## [WHAT YOU ARE ASKED TO DO]
Wherever "mention" appears in the records below, copy the line that holds it.

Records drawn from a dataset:
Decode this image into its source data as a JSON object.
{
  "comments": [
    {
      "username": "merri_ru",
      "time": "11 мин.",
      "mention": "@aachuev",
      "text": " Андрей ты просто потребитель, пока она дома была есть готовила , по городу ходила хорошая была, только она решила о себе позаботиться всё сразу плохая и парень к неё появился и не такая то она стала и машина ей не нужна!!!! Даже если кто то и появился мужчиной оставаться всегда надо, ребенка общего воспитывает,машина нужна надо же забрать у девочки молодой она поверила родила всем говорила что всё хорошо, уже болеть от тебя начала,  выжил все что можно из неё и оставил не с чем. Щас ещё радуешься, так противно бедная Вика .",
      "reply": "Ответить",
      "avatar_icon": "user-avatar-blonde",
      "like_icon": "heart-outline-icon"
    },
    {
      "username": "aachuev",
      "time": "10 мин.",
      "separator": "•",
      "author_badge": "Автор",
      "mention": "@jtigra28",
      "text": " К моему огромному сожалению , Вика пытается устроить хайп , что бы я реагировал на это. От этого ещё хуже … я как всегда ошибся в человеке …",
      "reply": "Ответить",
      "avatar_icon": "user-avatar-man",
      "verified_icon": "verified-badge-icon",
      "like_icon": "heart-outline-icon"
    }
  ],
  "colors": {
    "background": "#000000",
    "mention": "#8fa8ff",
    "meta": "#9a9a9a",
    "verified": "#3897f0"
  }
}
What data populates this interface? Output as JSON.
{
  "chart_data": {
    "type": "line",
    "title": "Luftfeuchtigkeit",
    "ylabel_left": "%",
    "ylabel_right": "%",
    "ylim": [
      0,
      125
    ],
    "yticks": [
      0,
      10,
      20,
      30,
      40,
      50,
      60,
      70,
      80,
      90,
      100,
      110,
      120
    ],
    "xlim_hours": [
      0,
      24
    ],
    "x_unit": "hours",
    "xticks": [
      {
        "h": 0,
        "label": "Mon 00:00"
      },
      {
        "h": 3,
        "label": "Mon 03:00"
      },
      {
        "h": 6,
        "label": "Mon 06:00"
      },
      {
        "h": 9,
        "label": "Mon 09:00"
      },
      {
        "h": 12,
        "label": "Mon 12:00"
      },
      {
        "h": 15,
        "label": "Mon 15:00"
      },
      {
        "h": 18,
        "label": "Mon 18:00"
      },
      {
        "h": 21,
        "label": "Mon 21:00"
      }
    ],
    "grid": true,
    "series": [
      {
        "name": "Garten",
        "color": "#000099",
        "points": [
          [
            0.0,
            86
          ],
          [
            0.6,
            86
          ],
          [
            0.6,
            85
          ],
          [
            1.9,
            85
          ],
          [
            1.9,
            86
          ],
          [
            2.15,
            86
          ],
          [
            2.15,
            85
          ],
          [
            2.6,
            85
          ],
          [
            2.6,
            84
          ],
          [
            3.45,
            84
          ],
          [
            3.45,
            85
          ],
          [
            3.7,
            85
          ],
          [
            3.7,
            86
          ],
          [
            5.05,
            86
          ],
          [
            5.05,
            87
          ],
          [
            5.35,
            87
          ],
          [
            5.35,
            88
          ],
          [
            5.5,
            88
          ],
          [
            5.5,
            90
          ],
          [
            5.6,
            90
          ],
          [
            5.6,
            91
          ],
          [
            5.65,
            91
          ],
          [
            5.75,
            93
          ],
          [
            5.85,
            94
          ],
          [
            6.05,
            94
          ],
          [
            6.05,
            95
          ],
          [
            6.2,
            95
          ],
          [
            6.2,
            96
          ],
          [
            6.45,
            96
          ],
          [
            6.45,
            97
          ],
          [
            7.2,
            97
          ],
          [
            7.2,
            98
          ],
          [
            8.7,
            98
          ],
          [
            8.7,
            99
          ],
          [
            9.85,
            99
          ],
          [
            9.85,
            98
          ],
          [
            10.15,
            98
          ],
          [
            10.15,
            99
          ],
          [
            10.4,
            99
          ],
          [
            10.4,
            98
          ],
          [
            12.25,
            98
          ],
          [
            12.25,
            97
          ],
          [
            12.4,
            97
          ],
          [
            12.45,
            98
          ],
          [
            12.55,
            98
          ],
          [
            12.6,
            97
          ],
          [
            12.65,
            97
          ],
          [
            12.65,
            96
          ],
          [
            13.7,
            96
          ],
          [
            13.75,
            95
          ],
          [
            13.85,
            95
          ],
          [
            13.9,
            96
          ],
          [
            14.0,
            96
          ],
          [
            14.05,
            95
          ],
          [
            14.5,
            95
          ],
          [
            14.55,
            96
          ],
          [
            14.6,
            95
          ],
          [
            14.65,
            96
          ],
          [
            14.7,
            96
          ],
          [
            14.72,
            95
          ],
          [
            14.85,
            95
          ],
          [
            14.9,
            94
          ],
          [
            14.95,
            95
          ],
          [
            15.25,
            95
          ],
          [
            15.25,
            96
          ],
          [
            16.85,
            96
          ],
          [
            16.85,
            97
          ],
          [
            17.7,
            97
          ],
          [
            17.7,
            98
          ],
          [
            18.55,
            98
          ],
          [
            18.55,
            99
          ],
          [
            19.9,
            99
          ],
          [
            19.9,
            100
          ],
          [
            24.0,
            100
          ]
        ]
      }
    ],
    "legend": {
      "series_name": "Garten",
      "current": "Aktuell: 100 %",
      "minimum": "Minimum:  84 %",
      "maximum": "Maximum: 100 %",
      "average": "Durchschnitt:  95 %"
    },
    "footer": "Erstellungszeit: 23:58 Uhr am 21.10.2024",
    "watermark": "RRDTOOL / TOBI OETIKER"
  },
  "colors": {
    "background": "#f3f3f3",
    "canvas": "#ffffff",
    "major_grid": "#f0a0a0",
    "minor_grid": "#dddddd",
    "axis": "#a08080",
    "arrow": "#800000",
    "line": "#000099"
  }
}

## [EXERCISE ANSWER]
      "mention": "@aachuev",
      "mention": "@jtigra28",
    "mention": "#8fa8ff",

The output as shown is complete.